Mothers of Salem
When mothers of Salem
Their children brought to Jesus,
The stern disciples drove them back
And bade them depart.
But Jesus saw them
Ere they fled, and sweetly smiled,
And kindly said:
"Suffer little children to come unto me."
I chuckle whenever I hear this children's hymn. Imagine it being offered up as a Christmas song in the midst of the standard commercial fare (Santa Claus is Coming to Town, Rudolph the Red Nose Reindeer, Jingle Bells). This is exactly what I did as a very young child attending one of my Dad's service club Christmas parties. Children had been asked to contribute their favourite carol to the program. Some were off-key, some were shy and muted, some were mumbled and then forceful with a few remembered refrains. But young Doug? He was loud and off-topic. Or was I?

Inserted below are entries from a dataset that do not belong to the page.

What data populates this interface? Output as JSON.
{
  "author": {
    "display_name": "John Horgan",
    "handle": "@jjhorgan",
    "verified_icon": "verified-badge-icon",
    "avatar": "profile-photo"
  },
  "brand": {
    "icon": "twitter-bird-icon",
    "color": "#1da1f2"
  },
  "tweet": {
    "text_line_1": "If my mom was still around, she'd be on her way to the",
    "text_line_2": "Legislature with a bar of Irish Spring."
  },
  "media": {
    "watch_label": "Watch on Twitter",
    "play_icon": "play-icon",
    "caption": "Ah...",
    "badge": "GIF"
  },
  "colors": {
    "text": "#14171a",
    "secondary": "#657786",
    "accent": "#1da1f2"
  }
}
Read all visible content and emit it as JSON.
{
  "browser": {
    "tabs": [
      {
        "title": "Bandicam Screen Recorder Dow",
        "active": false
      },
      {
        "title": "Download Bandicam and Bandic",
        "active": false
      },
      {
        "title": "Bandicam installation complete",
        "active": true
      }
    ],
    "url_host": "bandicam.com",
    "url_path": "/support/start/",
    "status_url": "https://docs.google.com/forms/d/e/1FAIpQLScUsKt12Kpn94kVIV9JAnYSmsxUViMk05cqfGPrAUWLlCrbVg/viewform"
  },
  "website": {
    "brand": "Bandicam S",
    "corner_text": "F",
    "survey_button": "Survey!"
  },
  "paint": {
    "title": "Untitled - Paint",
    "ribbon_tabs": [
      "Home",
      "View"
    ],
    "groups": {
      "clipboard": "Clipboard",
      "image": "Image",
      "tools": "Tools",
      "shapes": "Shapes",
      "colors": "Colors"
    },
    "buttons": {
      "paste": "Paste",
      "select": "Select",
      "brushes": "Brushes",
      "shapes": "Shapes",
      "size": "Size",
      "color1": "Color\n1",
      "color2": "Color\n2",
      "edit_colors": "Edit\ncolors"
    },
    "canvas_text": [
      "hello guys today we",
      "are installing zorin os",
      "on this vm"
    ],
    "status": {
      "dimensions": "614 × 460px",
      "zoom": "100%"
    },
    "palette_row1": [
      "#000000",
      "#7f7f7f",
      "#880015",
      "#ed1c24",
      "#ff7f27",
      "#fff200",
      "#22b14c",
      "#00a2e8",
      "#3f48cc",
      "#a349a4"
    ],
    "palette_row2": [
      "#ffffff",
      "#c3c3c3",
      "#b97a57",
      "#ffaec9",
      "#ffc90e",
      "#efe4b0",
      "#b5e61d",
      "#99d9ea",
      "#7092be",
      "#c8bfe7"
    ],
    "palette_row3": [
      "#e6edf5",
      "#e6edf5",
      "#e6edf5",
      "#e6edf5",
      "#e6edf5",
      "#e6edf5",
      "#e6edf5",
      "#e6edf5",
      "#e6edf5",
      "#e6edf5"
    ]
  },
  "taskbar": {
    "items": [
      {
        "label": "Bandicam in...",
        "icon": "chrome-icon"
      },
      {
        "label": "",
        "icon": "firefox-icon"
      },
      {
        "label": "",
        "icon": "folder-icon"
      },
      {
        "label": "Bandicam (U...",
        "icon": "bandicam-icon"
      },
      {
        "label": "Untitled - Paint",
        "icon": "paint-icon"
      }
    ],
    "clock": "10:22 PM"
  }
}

Strangely, the experience does remain in my memory. Probably because of the puzzled looks which appeared on the faces of adults as I did my best in honour of Jesus. My parents even looked a little put off for a couple of seconds. The song was in fact a children's favourite at Sunday School (Jesus is a nice guy. His ways are good. He likes kids. He wants them near. He tells friends and mothers that it must be so.)

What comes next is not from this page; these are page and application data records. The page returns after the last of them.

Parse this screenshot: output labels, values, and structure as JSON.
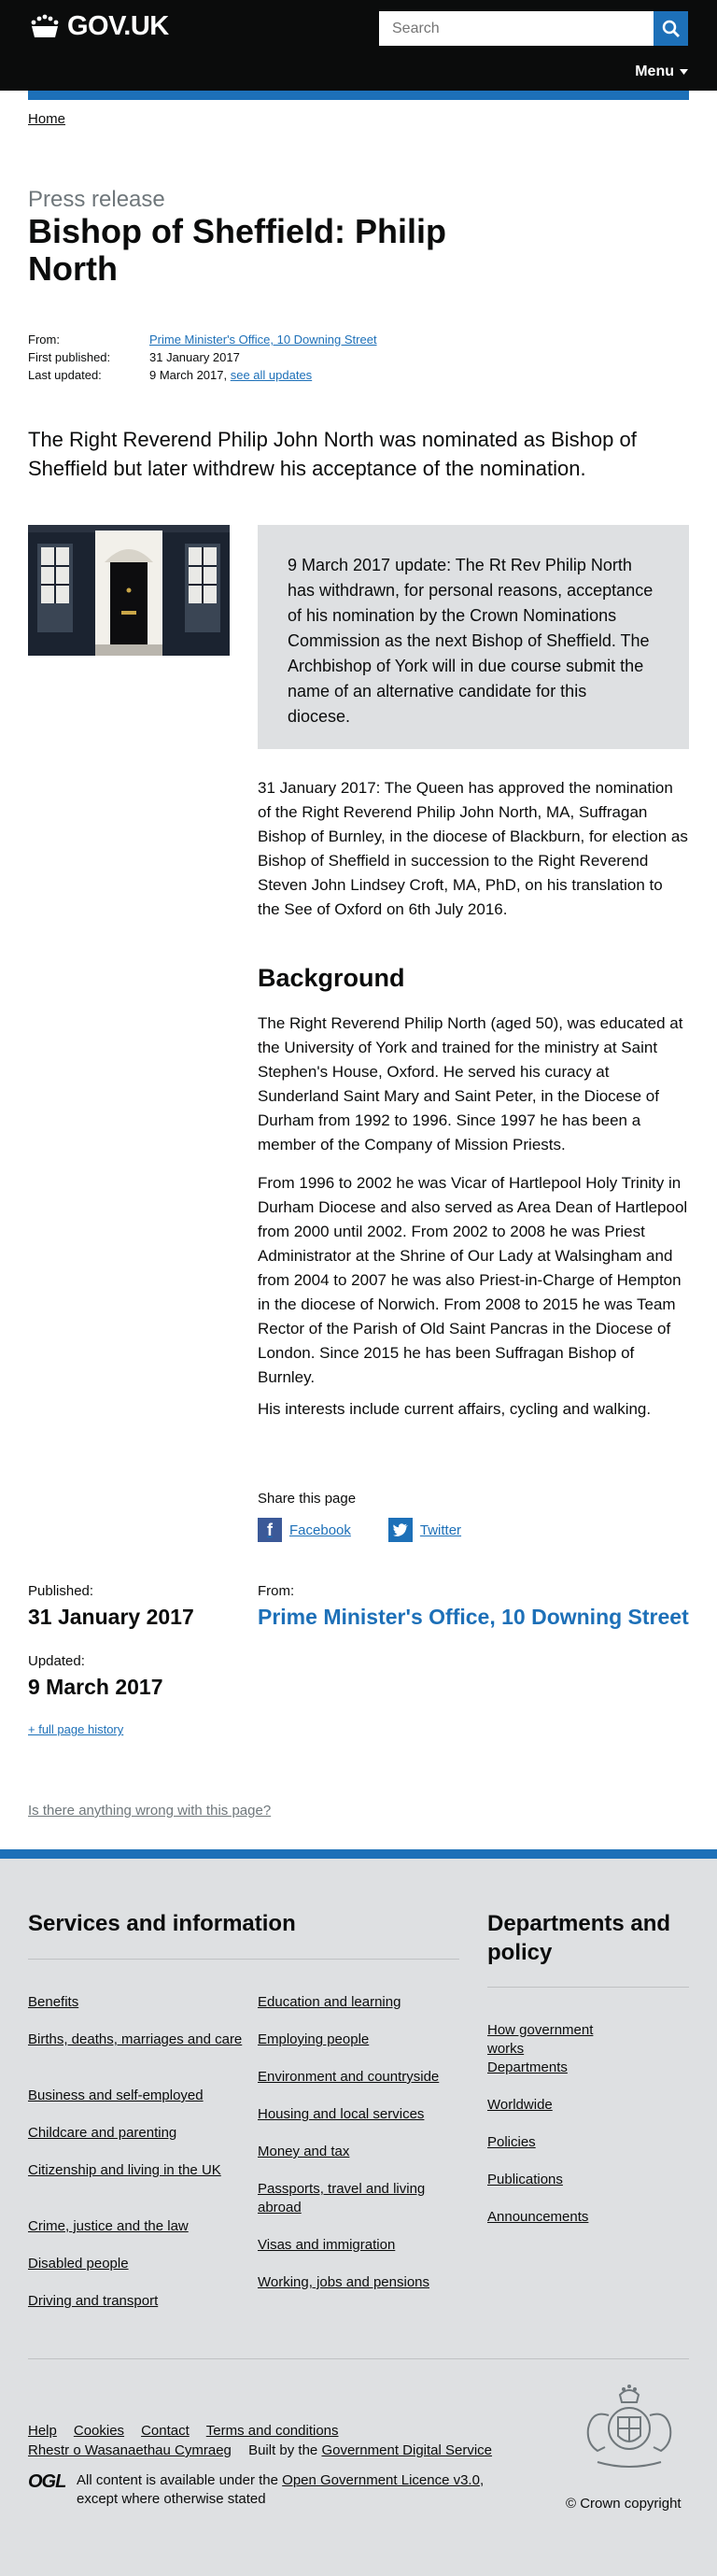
{
  "header": {
    "logo_text": "GOV.UK",
    "search_placeholder": "Search",
    "menu_label": "Menu"
  },
  "breadcrumb": {
    "home": "Home"
  },
  "page": {
    "caption": "Press release",
    "title": "Bishop of Sheffield: Philip North"
  },
  "metadata": {
    "from_label": "From:",
    "from_value": "Prime Minister's Office, 10 Downing Street",
    "first_published_label": "First published:",
    "first_published_value": "31 January 2017",
    "last_updated_label": "Last updated:",
    "last_updated_value": "9 March 2017,",
    "see_all_updates": "see all updates"
  },
  "lead": "The Right Reverend Philip John North was nominated as Bishop of Sheffield but later withdrew his acceptance of the nomination.",
  "callout": "9 March 2017 update: The Rt Rev Philip North has withdrawn, for personal reasons, acceptance of his nomination by the Crown Nominations Commission as the next Bishop of Sheffield. The Archbishop of York will in due course submit the name of an alternative candidate for this diocese.",
  "body": {
    "p1": "31 January 2017: The Queen has approved the nomination of the Right Reverend Philip John North, MA, Suffragan Bishop of Burnley, in the diocese of Blackburn, for election as Bishop of Sheffield in succession to the Right Reverend Steven John Lindsey Croft, MA, PhD, on his translation to the See of Oxford on 6th July 2016.",
    "heading": "Background",
    "p2": "The Right Reverend Philip North (aged 50), was educated at the University of York and trained for the ministry at Saint Stephen's House, Oxford. He served his curacy at Sunderland Saint Mary and Saint Peter, in the Diocese of Durham from 1992 to 1996. Since 1997 he has been a member of the Company of Mission Priests.",
    "p3": "From 1996 to 2002 he was Vicar of Hartlepool Holy Trinity in Durham Diocese and also served as Area Dean of Hartlepool from 2000 until 2002. From 2002 to 2008 he was Priest Administrator at the Shrine of Our Lady at Walsingham and from 2004 to 2007 he was also Priest-in-Charge of Hempton in the diocese of Norwich. From 2008 to 2015 he was Team Rector of the Parish of Old Saint Pancras in the Diocese of London. Since 2015 he has been Suffragan Bishop of Burnley.",
    "p4": "His interests include current affairs, cycling and walking."
  },
  "share": {
    "title": "Share this page",
    "facebook": "Facebook",
    "twitter": "Twitter"
  },
  "published_block": {
    "published_label": "Published:",
    "published_value": "31 January 2017",
    "updated_label": "Updated:",
    "updated_value": "9 March 2017",
    "history_link": "+ full page history",
    "from_label": "From:",
    "from_value": "Prime Minister's Office, 10 Downing Street"
  },
  "report_link": "Is there anything wrong with this page?",
  "footer": {
    "services_heading": "Services and information",
    "services_col1": [
      "Benefits",
      "Births, deaths, marriages and care",
      "Business and self-employed",
      "Childcare and parenting",
      "Citizenship and living in the UK",
      "Crime, justice and the law",
      "Disabled people",
      "Driving and transport"
    ],
    "services_col2": [
      "Education and learning",
      "Employing people",
      "Environment and countryside",
      "Housing and local services",
      "Money and tax",
      "Passports, travel and living abroad",
      "Visas and immigration",
      "Working, jobs and pensions"
    ],
    "departments_heading": "Departments and policy",
    "departments": [
      "How government works",
      "Departments",
      "Worldwide",
      "Policies",
      "Publications",
      "Announcements"
    ],
    "meta_links": [
      "Help",
      "Cookies",
      "Contact",
      "Terms and conditions"
    ],
    "welsh_link": "Rhestr o Wasanaethau Cymraeg",
    "built_by_text": "Built by the",
    "built_by_link": "Government Digital Service",
    "ogl_logo": "OGL",
    "licence_prefix": "All content is available under the",
    "licence_link": "Open Government Licence v3.0",
    "licence_suffix": ", except where otherwise stated",
    "copyright": "© Crown copyright"
  }
}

Is this not the message which presently struggles to the surface at Christmas? The rush is on; the shops are full; the tills are ringing; the restaurants host the company parties; the festive painted windows capture the imagination; the radios repeat the signature songs of Crosby, Williams, Carpenter and Matthis.

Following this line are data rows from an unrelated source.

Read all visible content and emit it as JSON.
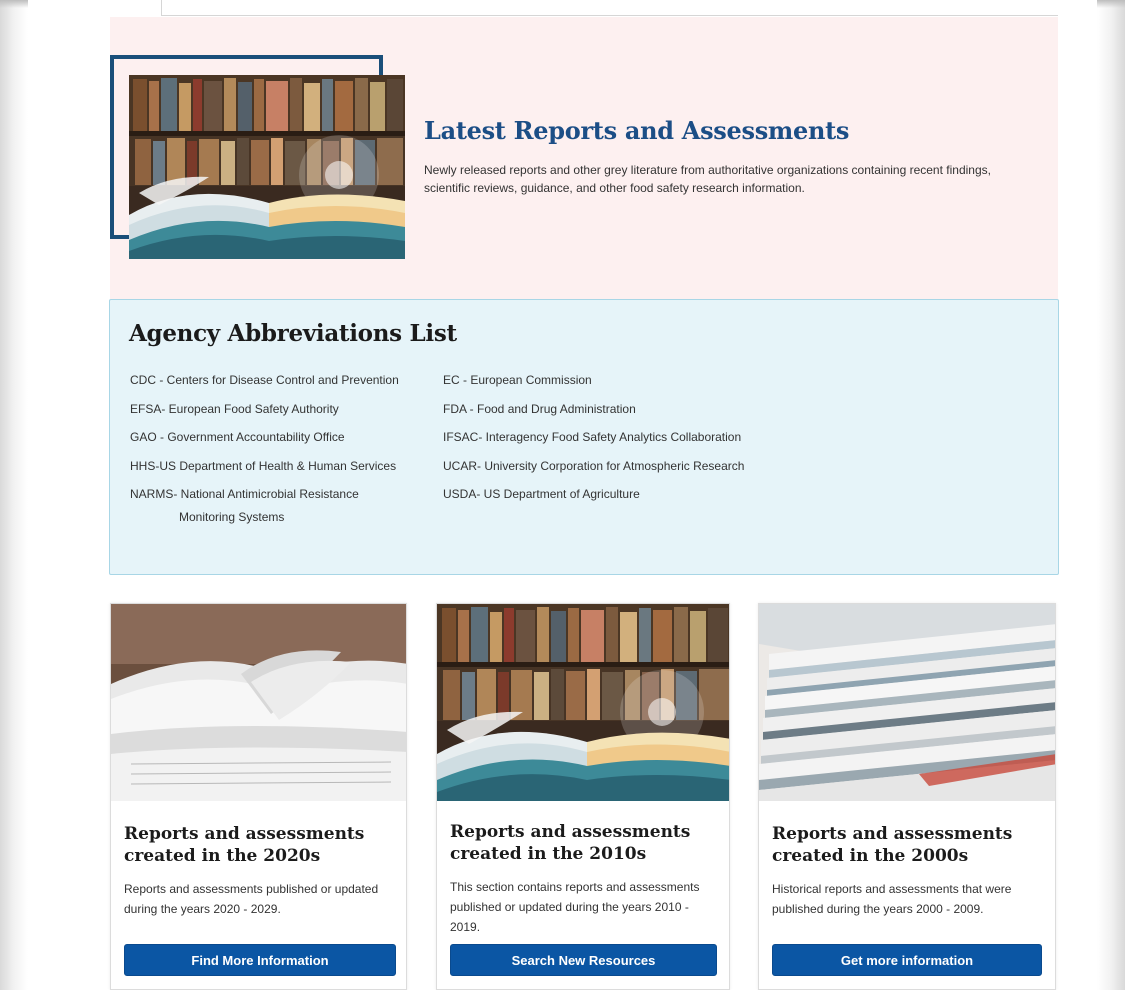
{
  "hero": {
    "title": "Latest Reports and Assessments",
    "description": "Newly released reports and other grey literature from authoritative organizations containing recent findings, scientific reviews, guidance, and other food safety research information."
  },
  "abbreviations": {
    "title": "Agency Abbreviations List",
    "left": [
      "CDC - Centers for Disease Control and Prevention",
      "EFSA- European Food Safety Authority",
      "GAO - Government Accountability Office",
      "HHS-US Department of Health & Human Services",
      "NARMS- National Antimicrobial Resistance",
      "Monitoring Systems"
    ],
    "right": [
      "EC - European Commission",
      "FDA - Food and Drug Administration",
      "IFSAC- Interagency Food Safety Analytics Collaboration",
      "UCAR- University Corporation for Atmospheric Research",
      "USDA- US Department of Agriculture"
    ]
  },
  "cards": [
    {
      "title": "Reports and assessments created in the 2020s",
      "body": "Reports and assessments published or updated during the years 2020 - 2029.",
      "button": "Find More Information"
    },
    {
      "title": "Reports and assessments created in the 2010s",
      "body": "This section contains reports and assessments published or updated during the years 2010 - 2019.",
      "button": "Search New Resources"
    },
    {
      "title": "Reports and assessments created in the 2000s",
      "body": "Historical reports and assessments that were published during the years 2000 - 2009.",
      "button": "Get more information"
    }
  ],
  "colors": {
    "hero_background": "#fdf0f0",
    "abbr_background": "#e6f4f9",
    "button": "#0b56a4",
    "heading_blue": "#1c4e86",
    "frame_navy": "#1a4f7a"
  }
}
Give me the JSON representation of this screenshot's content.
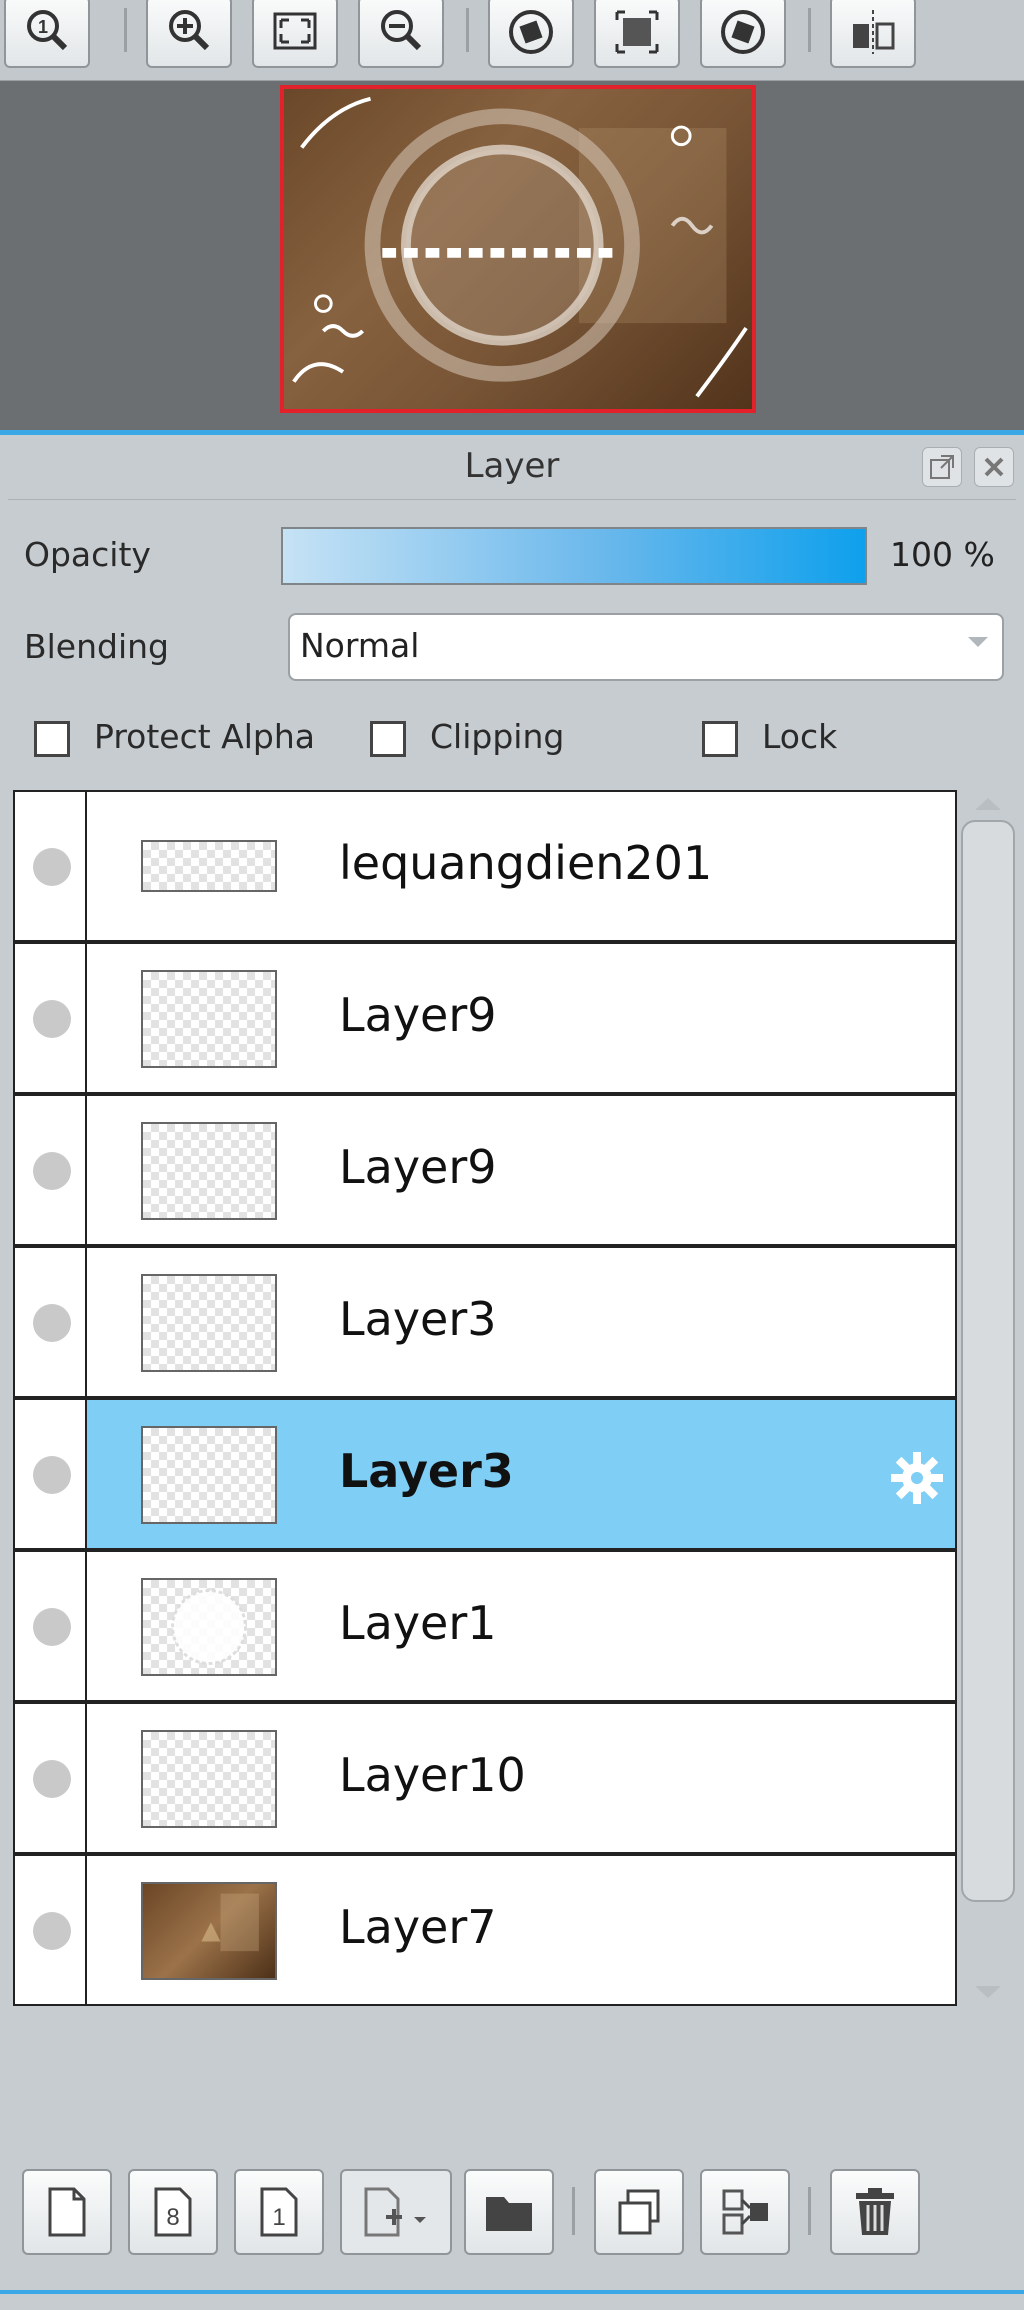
{
  "toolbar": {
    "buttons": [
      {
        "name": "zoom-actual-size",
        "icon": "magnifier-1-icon"
      },
      {
        "name": "zoom-in",
        "icon": "magnifier-plus-icon"
      },
      {
        "name": "fit-window",
        "icon": "fit-screen-icon"
      },
      {
        "name": "zoom-out",
        "icon": "magnifier-minus-icon"
      },
      {
        "name": "rotate-left",
        "icon": "rotate-left-icon"
      },
      {
        "name": "reset-view",
        "icon": "reset-view-icon"
      },
      {
        "name": "rotate-right",
        "icon": "rotate-right-icon"
      },
      {
        "name": "flip-horizontal",
        "icon": "flip-horizontal-icon"
      }
    ]
  },
  "layer_panel": {
    "title": "Layer",
    "opacity_label": "Opacity",
    "opacity_value": "100 %",
    "opacity_fraction": 1.0,
    "blending_label": "Blending",
    "blending_value": "Normal",
    "protect_alpha_label": "Protect Alpha",
    "clipping_label": "Clipping",
    "lock_label": "Lock",
    "protect_alpha_checked": false,
    "clipping_checked": false,
    "lock_checked": false,
    "layers": [
      {
        "name": "lequangdien201",
        "selected": false,
        "thumb": "transparent-wide"
      },
      {
        "name": "Layer9",
        "selected": false,
        "thumb": "transparent"
      },
      {
        "name": "Layer9",
        "selected": false,
        "thumb": "transparent"
      },
      {
        "name": "Layer3",
        "selected": false,
        "thumb": "transparent"
      },
      {
        "name": "Layer3",
        "selected": true,
        "thumb": "transparent"
      },
      {
        "name": "Layer1",
        "selected": false,
        "thumb": "circle"
      },
      {
        "name": "Layer10",
        "selected": false,
        "thumb": "transparent"
      },
      {
        "name": "Layer7",
        "selected": false,
        "thumb": "photo"
      }
    ],
    "bottom_buttons": [
      {
        "name": "new-layer",
        "icon": "new-page-icon"
      },
      {
        "name": "new-8bit-layer",
        "icon": "page-8-icon"
      },
      {
        "name": "new-1bit-layer",
        "icon": "page-1-icon"
      },
      {
        "name": "add-layer-menu",
        "icon": "page-plus-dropdown-icon"
      },
      {
        "name": "new-folder",
        "icon": "folder-icon"
      },
      {
        "name": "duplicate-layer",
        "icon": "duplicate-icon"
      },
      {
        "name": "merge-down",
        "icon": "merge-down-icon"
      },
      {
        "name": "delete-layer",
        "icon": "trash-icon"
      }
    ]
  },
  "colors": {
    "accent": "#3aa7e6",
    "selected_row": "#7ecef5",
    "preview_border": "#e3212a"
  }
}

But who 'repeats the sounding joy' of God coming near, and especially to children? When you see it. Really see it. This humbling condescension of the Most High to the over-crowded City of David and the gentle beasts and rude smells of the manger. Nothing can be more captivating.